    Also, last I checked Nolan also has three nominations, including picture and writing. That’s not zilch.

    “!!!! Inception not only directed itself, but also EDITED ITSELF AS WELL, apparently”

    Guess what dumbass, they don’t think that. They just happened to not think it was Academy Award wothy, for whatever reason. They have nominated the film 8 other times and I think there’s plenty to like.

    Lastly, your Coen bashing exposes you for the hypersensative goon that you are.
    First of all, theirs was a legitimately top 3 directing job in the year. Second, they didn’t cost Nolan anything, as there’s no knowing how far down Nolan even was. Boyle, Cholodenko, etc may have been ahead of him just as Coens were likely closer to the top.

    And this is only the third time, they have been nominated for Directing (second for Ethan).. That, to me is a travesty because they are From Blood Simple, Through Men Who Wasn’t There, on very some of the most versatily and superb filmmakers the world had ever seen.

    It is also worth noting, not that they an idiot like youself would understand – Coens waited over a decade to even get their first nominations. Longer than Nolan. They stuck at it and are finally enjoying the recognition. If your Nolan is as good as you think he is (and I don’t doubt that he is), he will no trouble doing the same.

  • 5 1-26-2011 at 8:34 am

    Maxim said...

    Now, a calmer response:

    True Grit is a very well liked film in AMPAS and deservingly so. It’s #2 in terms of overall nominations and would have clearly made the 5 or even 4 or 3 in directing.

    I think this is my favorite horse in this year’s race. Not only is it unique because it’s western, it’s unique and valuable because it’s unique and unuausal for a western, the directing and presentation being the primary reasons why.

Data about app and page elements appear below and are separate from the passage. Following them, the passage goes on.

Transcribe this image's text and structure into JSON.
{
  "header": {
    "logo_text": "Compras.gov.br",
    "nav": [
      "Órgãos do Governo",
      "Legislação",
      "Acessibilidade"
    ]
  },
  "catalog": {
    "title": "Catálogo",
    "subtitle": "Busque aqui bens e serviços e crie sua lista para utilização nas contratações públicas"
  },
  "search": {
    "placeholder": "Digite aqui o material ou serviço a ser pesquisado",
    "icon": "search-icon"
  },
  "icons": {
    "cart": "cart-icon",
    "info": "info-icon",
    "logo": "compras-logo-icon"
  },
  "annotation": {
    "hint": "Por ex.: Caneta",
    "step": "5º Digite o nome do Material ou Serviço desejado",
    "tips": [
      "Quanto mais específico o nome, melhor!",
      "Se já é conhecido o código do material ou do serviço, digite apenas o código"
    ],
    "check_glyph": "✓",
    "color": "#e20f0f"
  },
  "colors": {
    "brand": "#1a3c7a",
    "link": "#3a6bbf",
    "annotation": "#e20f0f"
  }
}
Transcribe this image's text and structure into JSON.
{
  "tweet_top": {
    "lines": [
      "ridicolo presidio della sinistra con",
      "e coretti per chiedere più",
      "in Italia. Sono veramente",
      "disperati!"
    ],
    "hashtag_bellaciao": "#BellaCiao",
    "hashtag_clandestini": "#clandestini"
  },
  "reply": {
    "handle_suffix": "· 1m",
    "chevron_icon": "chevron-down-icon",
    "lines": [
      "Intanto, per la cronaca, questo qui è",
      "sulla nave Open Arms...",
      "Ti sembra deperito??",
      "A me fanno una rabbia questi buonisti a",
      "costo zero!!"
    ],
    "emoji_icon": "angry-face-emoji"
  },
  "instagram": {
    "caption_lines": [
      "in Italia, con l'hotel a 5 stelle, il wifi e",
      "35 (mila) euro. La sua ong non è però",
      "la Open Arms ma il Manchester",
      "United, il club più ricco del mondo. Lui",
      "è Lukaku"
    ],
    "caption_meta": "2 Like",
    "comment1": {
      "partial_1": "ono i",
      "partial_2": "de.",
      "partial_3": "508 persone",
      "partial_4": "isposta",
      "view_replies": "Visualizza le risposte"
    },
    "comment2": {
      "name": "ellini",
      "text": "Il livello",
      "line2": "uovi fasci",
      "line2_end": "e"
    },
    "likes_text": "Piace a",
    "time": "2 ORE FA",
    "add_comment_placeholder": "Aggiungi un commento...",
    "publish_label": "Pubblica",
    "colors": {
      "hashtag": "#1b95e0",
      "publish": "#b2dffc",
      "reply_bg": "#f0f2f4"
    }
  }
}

It deserves to be here over most other contenders, in my opinion.

  • 6 1-26-2011 at 10:06 am

    Collin said...

    James D., let’s be realistic. Hollywood and these awards shows are popularity contests. People’s personas are entirely up for mass consumption and what makes people want to see a Mel Gibson film a lot of the time is the stardom of Mel Gibson. It’s naive to pretend otherwise. People are entitled to their opinions and quite often those opinions about a person’s art are swayed by what they know. Am I comfortable going to a Victor Salva film, knowing he’s a convicted pedophile who raped and filmed a 12-year-old boy, particularly when his films often feature long, lingering close-ups of naked male torsos? It’s just not for me. So if someone has issues with Roman Polanski or Woody Allen or David O. Russell, I don’t have to like it, but it’s their right.

  • 7 1-26-2011 at 6:39 pm

    PaulH said...

    Don’t shoot the messenger, Maxim:

    Reuters Canada: http://tinyurl.com/4pnjuxb
    ABC News: http://tinyurl.com/637f3b3
    MSNBC: http://tinyurl.com/4rr2785

    All 3 suggest the Coens were nominated at Nolan’s expense. The Globes – and the DGA – got it right with the brothers. No rubber-stamp for you.

  • 8 1-27-2011 at 12:50 am

    karol said...


    as a point in my theory of snubs, here is the hidden reason why Black Swan wasn’t shortlisted for Makeup by the Academy…